• [WHAT IS REQUIRED]: Please output the records below in full, exactly as given, but without the images.

• [RECORDS FOR THIS TASK]:
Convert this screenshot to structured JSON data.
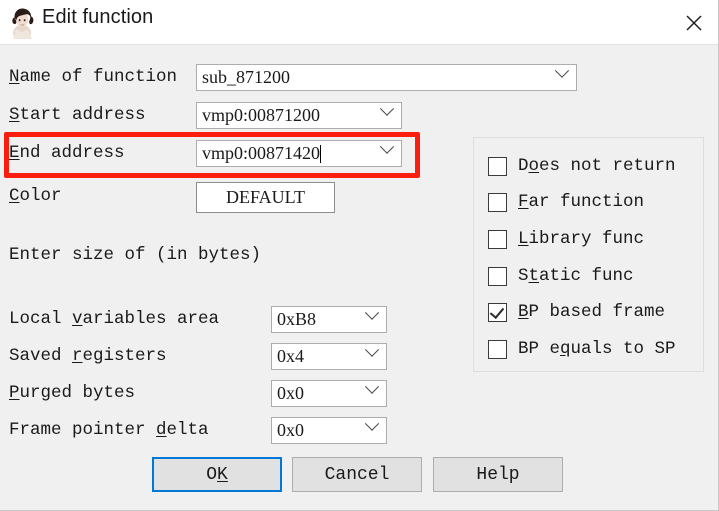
{
  "window": {
    "title": "Edit function",
    "icon": "ida-lovelace-icon",
    "close_label": "✕"
  },
  "form": {
    "rows": [
      {
        "label_pre": "",
        "label_mnemonic": "N",
        "label_post": "ame of function",
        "value": "sub_871200",
        "kind": "combo"
      },
      {
        "label_pre": "",
        "label_mnemonic": "S",
        "label_post": "tart address",
        "value": "vmp0:00871200",
        "kind": "combo"
      },
      {
        "label_pre": "",
        "label_mnemonic": "E",
        "label_post": "nd address",
        "value": "vmp0:00871420",
        "kind": "combo"
      },
      {
        "label_pre": "",
        "label_mnemonic": "C",
        "label_post": "olor",
        "value": "DEFAULT",
        "kind": "button"
      }
    ]
  },
  "size_section": {
    "heading": "Enter size of (in bytes)",
    "rows": [
      {
        "label_pre": "Local ",
        "label_mnemonic": "v",
        "label_post": "ariables area",
        "value": "0xB8"
      },
      {
        "label_pre": "Saved ",
        "label_mnemonic": "r",
        "label_post": "egisters",
        "value": "0x4"
      },
      {
        "label_pre": "",
        "label_mnemonic": "P",
        "label_post": "urged bytes",
        "value": "0x0"
      },
      {
        "label_pre": "Frame pointer ",
        "label_mnemonic": "d",
        "label_post": "elta",
        "value": "0x0"
      }
    ]
  },
  "attributes": {
    "items": [
      {
        "pre": "D",
        "mnemonic": "o",
        "post": "es not return",
        "checked": false
      },
      {
        "pre": "",
        "mnemonic": "F",
        "post": "ar function",
        "checked": false
      },
      {
        "pre": "",
        "mnemonic": "L",
        "post": "ibrary func",
        "checked": false
      },
      {
        "pre": "S",
        "mnemonic": "t",
        "post": "atic func",
        "checked": false
      },
      {
        "pre": "",
        "mnemonic": "B",
        "post": "P based frame",
        "checked": true
      },
      {
        "pre": "BP e",
        "mnemonic": "q",
        "post": "uals to SP",
        "checked": false
      }
    ]
  },
  "buttons": {
    "ok_pre": "O",
    "ok_mnemonic": "K",
    "ok_post": "",
    "cancel": "Cancel",
    "help": "Help"
  },
  "annotation": {
    "color": "#fa1e0e",
    "target": "End address"
  },
  "colors": {
    "dialog_bg": "#f0f0f0",
    "titlebar_bg": "#ffffff",
    "accent_focus": "#0078d7",
    "highlight": "#fa1e0e"
  }
}
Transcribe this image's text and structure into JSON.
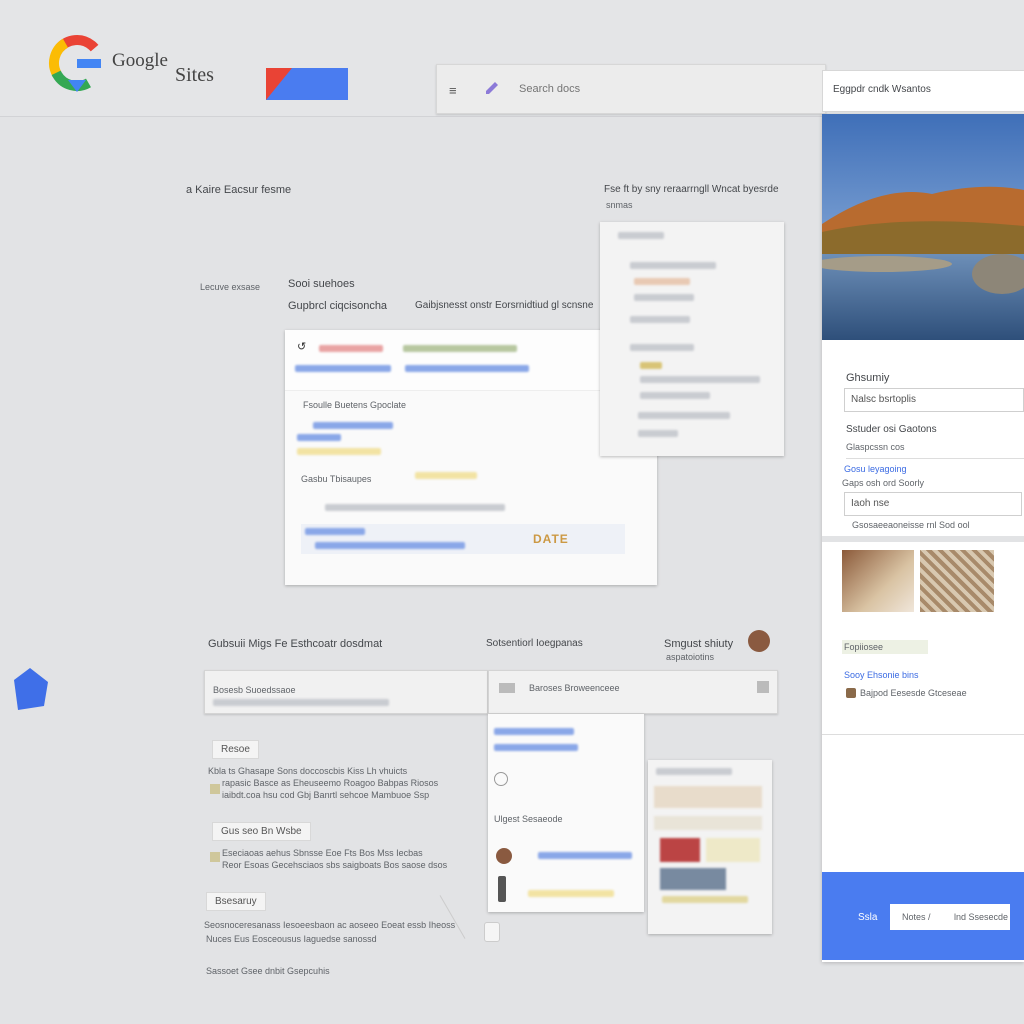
{
  "header": {
    "logo_word": "Google",
    "product": "Sites",
    "search_placeholder": "Search docs"
  },
  "right_header": {
    "title": "Eggpdr cndk Wsantos"
  },
  "left_column": {
    "heading": "a Kaire Eacsur fesme",
    "label": "Lecuve exsase",
    "section_title": "Sooi suehoes",
    "section_sub": "Gupbrcl ciqcisoncha",
    "section_sub2": "Gaibjsnesst onstr Eorsrnidtiud gl scnsne",
    "bottom_left_title": "Gubsuii Migs Fe Esthcoatr dosdmat",
    "bottom_mid_title": "Sotsentiorl Ioegpanas",
    "bottom_right_title": "Smgust shiuty",
    "bottom_right_sub": "aspatoiotins"
  },
  "right_top_card": {
    "title": "Fse ft by sny reraarrngll Wncat byesrde",
    "subtitle": "snmas"
  },
  "editor_card": {
    "row1": "Fsoulle Buetens Gpoclate",
    "row2": "Gasbu Tbisaupes",
    "badge": "DATE"
  },
  "left_tabs": [
    {
      "label": "Resoe",
      "desc1": "Kbla ts Ghasape Sons doccoscbis Kiss Lh vhuicts",
      "desc2": "rapasic Basce as Eheuseemo Roagoo Babpas Riosos",
      "desc3": "iaibdt.coa hsu cod Gbj Banrtl sehcoe Mambuoe Ssp"
    },
    {
      "label": "Gus seo Bn Wsbe",
      "desc1": "Eseciaoas aehus Sbnsse Eoe Fts Bos Mss Iecbas",
      "desc2": "Reor Esoas Gecehsciaos sbs saigboats Bos saose dsos"
    },
    {
      "label": "Bsesaruy",
      "desc1": "Seosnoceresanass Iesoeesbaon ac aoseeo Eoeat essb Iheoss",
      "desc2": "Nuces Eus Eosceousus Iaguedse sanossd",
      "desc3": "Sassoet Gsee dnbit Gsepcuhis"
    }
  ],
  "bottom_bars": {
    "left_field": "Bosesb Suoedssaoe",
    "mid_field": "Baroses Broweenceee",
    "preview_label": "Ulgest Sesaeode"
  },
  "right_panel": {
    "form_title": "Ghsumiy",
    "input1": "Nalsc bsrtoplis",
    "section": "Sstuder osi Gaotons",
    "section_sub": "Glaspcssn cos",
    "link": "Gosu leyagoing",
    "field_label": "Gaps osh ord Soorly",
    "input2": "Iaoh nse",
    "note": "Gsosaeeaoneisse rnl Sod ool",
    "tag": "Fopiiosee",
    "link2": "Sooy Ehsonie bins",
    "owner": "Bajpod Eesesde Gtceseae",
    "footer_btn": "Ssla",
    "footer_input": "Notes /",
    "footer_input2": "lnd Ssesecde"
  },
  "colors": {
    "brand_blue": "#4a7cf0",
    "google_red": "#ea4335",
    "google_yellow": "#fbbc05",
    "google_green": "#34a853",
    "google_blue": "#4285f4"
  }
}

• [WRITTEN RESPONSE]:
Convert this screenshot to structured JSON data.
{
  "window": {
    "title": "Edit function",
    "icon": "ida-lovelace-icon",
    "close_label": "✕"
  },
  "form": {
    "rows": [
      {
        "label_pre": "",
        "label_mnemonic": "N",
        "label_post": "ame of function",
        "value": "sub_871200",
        "kind": "combo"
      },
      {
        "label_pre": "",
        "label_mnemonic": "S",
        "label_post": "tart address",
        "value": "vmp0:00871200",
        "kind": "combo"
      },
      {
        "label_pre": "",
        "label_mnemonic": "E",
        "label_post": "nd address",
        "value": "vmp0:00871420",
        "kind": "combo"
      },
      {
        "label_pre": "",
        "label_mnemonic": "C",
        "label_post": "olor",
        "value": "DEFAULT",
        "kind": "button"
      }
    ]
  },
  "size_section": {
    "heading": "Enter size of (in bytes)",
    "rows": [
      {
        "label_pre": "Local ",
        "label_mnemonic": "v",
        "label_post": "ariables area",
        "value": "0xB8"
      },
      {
        "label_pre": "Saved ",
        "label_mnemonic": "r",
        "label_post": "egisters",
        "value": "0x4"
      },
      {
        "label_pre": "",
        "label_mnemonic": "P",
        "label_post": "urged bytes",
        "value": "0x0"
      },
      {
        "label_pre": "Frame pointer ",
        "label_mnemonic": "d",
        "label_post": "elta",
        "value": "0x0"
      }
    ]
  },
  "attributes": {
    "items": [
      {
        "pre": "D",
        "mnemonic": "o",
        "post": "es not return",
        "checked": false
      },
      {
        "pre": "",
        "mnemonic": "F",
        "post": "ar function",
        "checked": false
      },
      {
        "pre": "",
        "mnemonic": "L",
        "post": "ibrary func",
        "checked": false
      },
      {
        "pre": "S",
        "mnemonic": "t",
        "post": "atic func",
        "checked": false
      },
      {
        "pre": "",
        "mnemonic": "B",
        "post": "P based frame",
        "checked": true
      },
      {
        "pre": "BP e",
        "mnemonic": "q",
        "post": "uals to SP",
        "checked": false
      }
    ]
  },
  "buttons": {
    "ok_pre": "O",
    "ok_mnemonic": "K",
    "ok_post": "",
    "cancel": "Cancel",
    "help": "Help"
  },
  "annotation": {
    "color": "#fa1e0e",
    "target": "End address"
  },
  "colors": {
    "dialog_bg": "#f0f0f0",
    "titlebar_bg": "#ffffff",
    "accent_focus": "#0078d7",
    "highlight": "#fa1e0e"
  }
}
Transcribe this image's text and structure into JSON.
{
  "header": {
    "logo_word": "Google",
    "product": "Sites",
    "search_placeholder": "Search docs"
  },
  "right_header": {
    "title": "Eggpdr cndk Wsantos"
  },
  "left_column": {
    "heading": "a Kaire Eacsur fesme",
    "label": "Lecuve exsase",
    "section_title": "Sooi suehoes",
    "section_sub": "Gupbrcl ciqcisoncha",
    "section_sub2": "Gaibjsnesst onstr Eorsrnidtiud gl scnsne",
    "bottom_left_title": "Gubsuii Migs Fe Esthcoatr dosdmat",
    "bottom_mid_title": "Sotsentiorl Ioegpanas",
    "bottom_right_title": "Smgust shiuty",
    "bottom_right_sub": "aspatoiotins"
  },
  "right_top_card": {
    "title": "Fse ft by sny reraarrngll Wncat byesrde",
    "subtitle": "snmas"
  },
  "editor_card": {
    "row1": "Fsoulle Buetens Gpoclate",
    "row2": "Gasbu Tbisaupes",
    "badge": "DATE"
  },
  "left_tabs": [
    {
      "label": "Resoe",
      "desc1": "Kbla ts Ghasape Sons doccoscbis Kiss Lh vhuicts",
      "desc2": "rapasic Basce as Eheuseemo Roagoo Babpas Riosos",
      "desc3": "iaibdt.coa hsu cod Gbj Banrtl sehcoe Mambuoe Ssp"
    },
    {
      "label": "Gus seo Bn Wsbe",
      "desc1": "Eseciaoas aehus Sbnsse Eoe Fts Bos Mss Iecbas",
      "desc2": "Reor Esoas Gecehsciaos sbs saigboats Bos saose dsos"
    },
    {
      "label": "Bsesaruy",
      "desc1": "Seosnoceresanass Iesoeesbaon ac aoseeo Eoeat essb Iheoss",
      "desc2": "Nuces Eus Eosceousus Iaguedse sanossd",
      "desc3": "Sassoet Gsee dnbit Gsepcuhis"
    }
  ],
  "bottom_bars": {
    "left_field": "Bosesb Suoedssaoe",
    "mid_field": "Baroses Broweenceee",
    "preview_label": "Ulgest Sesaeode"
  },
  "right_panel": {
    "form_title": "Ghsumiy",
    "input1": "Nalsc bsrtoplis",
    "section": "Sstuder osi Gaotons",
    "section_sub": "Glaspcssn cos",
    "link": "Gosu leyagoing",
    "field_label": "Gaps osh ord Soorly",
    "input2": "Iaoh nse",
    "note": "Gsosaeeaoneisse rnl Sod ool",
    "tag": "Fopiiosee",
    "link2": "Sooy Ehsonie bins",
    "owner": "Bajpod Eesesde Gtceseae",
    "footer_btn": "Ssla",
    "footer_input": "Notes /",
    "footer_input2": "lnd Ssesecde"
  },
  "colors": {
    "brand_blue": "#4a7cf0",
    "google_red": "#ea4335",
    "google_yellow": "#fbbc05",
    "google_green": "#34a853",
    "google_blue": "#4285f4"
  }
}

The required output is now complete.